Did North Korea use cyberattack money to buy nuclear weapons?
Authors of UN report claim North Korea stole $2bn through cyberattacks and used it to bolster its weapons programmes.
North Korea has generated an estimated $2bn for its weapons of mass destruction programmes using “widespread and increasingly sophisticated” cyberattacks to steal from banks and cryptocurrency exchanges, according to a confidential United Nations report seen by Reuters on Monday.
Pyongyang also “continued to enhance its nuclear and missile programmes although it did not conduct a nuclear test or ICBM [intercontinental ballistic missile] launch,” said the report, which was sent to the UN Security Council’s North Korea sanctions committee by independent experts monitoring compliance over the past six months.
The North Korean mission to the UN did not respond to a request for comment on the report, which was submitted to the Security Council committee last week.
The report said North Korea “used cyberspace to launch increasingly sophisticated attacks to steal funds from financial institutions and cryptocurrency exchanges to generate income”. The country also used cyberspace to launder the stolen money, the report said.
“Democratic People’s Republic of Korea cyber actors, many operating under the direction of the Reconnaissance General Bureau, raise money for its WMD [weapons of mass destruction] programmes, with total proceeds to date estimated at up to two billion US dollars,” the report said.
North Korea is formally known as the Democratic People’s Republic of Korea (DPRK). The Reconnaissance General Bureau is a top North Korean military intelligence agency.

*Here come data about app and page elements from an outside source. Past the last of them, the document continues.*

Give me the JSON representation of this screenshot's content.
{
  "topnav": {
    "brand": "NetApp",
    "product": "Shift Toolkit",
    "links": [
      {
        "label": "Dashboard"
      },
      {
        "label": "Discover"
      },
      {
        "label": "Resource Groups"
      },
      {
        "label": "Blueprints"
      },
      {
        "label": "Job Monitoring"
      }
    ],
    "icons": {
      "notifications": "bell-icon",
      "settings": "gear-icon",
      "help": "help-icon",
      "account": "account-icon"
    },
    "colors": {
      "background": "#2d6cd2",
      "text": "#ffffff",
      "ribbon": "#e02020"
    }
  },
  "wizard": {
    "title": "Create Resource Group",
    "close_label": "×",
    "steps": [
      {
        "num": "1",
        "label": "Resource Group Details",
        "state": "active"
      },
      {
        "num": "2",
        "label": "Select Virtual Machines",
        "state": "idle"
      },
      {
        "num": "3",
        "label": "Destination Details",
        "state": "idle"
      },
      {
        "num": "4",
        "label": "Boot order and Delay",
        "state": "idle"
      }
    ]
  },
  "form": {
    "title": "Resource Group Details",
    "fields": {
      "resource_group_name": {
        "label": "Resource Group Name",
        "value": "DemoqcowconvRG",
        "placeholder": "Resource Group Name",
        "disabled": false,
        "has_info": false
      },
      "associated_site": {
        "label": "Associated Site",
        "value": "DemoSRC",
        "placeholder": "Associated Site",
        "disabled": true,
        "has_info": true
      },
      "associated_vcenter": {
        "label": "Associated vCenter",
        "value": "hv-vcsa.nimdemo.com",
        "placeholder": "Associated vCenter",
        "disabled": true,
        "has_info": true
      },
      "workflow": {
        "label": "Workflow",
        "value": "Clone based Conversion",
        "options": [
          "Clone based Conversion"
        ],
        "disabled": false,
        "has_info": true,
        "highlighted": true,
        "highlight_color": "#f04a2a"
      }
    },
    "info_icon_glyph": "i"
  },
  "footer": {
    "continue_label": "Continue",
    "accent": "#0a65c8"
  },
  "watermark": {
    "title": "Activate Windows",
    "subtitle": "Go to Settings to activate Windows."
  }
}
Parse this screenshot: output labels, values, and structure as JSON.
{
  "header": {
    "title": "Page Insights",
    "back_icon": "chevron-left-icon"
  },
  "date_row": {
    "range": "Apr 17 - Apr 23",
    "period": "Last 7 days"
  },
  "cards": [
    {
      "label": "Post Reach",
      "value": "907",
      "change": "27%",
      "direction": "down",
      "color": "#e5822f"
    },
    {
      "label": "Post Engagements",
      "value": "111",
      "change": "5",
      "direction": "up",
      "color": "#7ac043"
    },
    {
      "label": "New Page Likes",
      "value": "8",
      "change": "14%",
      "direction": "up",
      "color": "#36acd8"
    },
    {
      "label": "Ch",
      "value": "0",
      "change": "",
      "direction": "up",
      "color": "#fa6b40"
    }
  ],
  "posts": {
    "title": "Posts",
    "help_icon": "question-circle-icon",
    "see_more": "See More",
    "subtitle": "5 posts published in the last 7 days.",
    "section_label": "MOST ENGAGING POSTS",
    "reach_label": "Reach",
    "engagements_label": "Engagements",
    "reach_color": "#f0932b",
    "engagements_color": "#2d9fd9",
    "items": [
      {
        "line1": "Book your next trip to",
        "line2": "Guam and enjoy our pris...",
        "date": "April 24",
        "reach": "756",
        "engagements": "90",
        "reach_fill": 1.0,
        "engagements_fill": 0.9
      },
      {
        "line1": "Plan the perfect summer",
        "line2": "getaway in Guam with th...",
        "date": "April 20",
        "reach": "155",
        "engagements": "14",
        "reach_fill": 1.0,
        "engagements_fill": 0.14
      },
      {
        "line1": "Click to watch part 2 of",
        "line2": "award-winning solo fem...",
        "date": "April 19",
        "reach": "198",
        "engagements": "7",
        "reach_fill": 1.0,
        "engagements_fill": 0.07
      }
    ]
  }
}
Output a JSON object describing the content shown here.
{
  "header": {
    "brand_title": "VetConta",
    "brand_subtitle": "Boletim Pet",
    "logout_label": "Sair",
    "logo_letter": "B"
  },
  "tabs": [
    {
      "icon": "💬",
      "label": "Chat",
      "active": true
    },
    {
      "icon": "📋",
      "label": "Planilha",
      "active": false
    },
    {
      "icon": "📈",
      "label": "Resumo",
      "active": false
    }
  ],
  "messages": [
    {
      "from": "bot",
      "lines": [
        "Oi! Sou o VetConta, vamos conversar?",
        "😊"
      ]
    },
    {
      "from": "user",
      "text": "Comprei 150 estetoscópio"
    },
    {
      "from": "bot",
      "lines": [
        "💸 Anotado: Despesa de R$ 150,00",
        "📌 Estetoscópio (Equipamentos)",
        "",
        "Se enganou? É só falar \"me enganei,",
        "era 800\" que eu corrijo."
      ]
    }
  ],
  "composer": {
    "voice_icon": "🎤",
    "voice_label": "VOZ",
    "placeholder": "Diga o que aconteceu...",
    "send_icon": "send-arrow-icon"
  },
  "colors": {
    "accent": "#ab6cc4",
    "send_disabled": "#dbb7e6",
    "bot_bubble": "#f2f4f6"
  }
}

The independent experts addressing the UN said they are investigating “at least 35 reported instances of DPRK actors attacking financial institutions, cryptocurrency exchanges and mining activity designed to earn foreign currency” in some 17 countries.
The experts also said North Korea’s attacks against cryptocurrency exchanges allowed it “to generate income in ways that are harder to trace and subject to less government oversight and regulation than the traditional banking sector”.
The Security Council has unanimously imposed sanctions on North Korea since 2006 in a bid to choke funding for Pyongyang’s nuclear and ballistic missile programmes. The Council has banned exports including coal, iron, lead, textiles and seafood, and capped imports of crude oil and refined petroleum products.
United States President Donald Trump has met with North Korea leader Kim Jong Un three times, most recently in June, when he became the first sitting US president to set foot in North Korea at the Demilitarized Zone (DMZ) between North and South Korea.
Trump and Kim Jong Un agreed to resume stalled talks aimed at getting Pyongyang to give up its nuclear weapons programme. The talks have yet to continue, and in July and early August, North Korea carried out three short-range missiles tests in eight days.
When asked about the UN report, a United States Department of State spokeswoman said, “We call upon all responsible states to take action to counter North Korea’s ability to conduct malicious cyber activity, which generates revenue that supports its unlawful WMD and ballistic missile programmes.”
The UN report was completed before last week’s missile launches by North Korea, but noted that “missile launches in May and July enhanced its overall ballistic missile capabilities”.
The independent experts who wrote the report said that despite the diplomatic efforts, they found “continued violations” of UN sanctions.
“For example, the DPRK continued to violate sanctions through ongoing illicit ship-to-ship transfers and procurement of WMD-related items and luxury goods,” the UN report stated.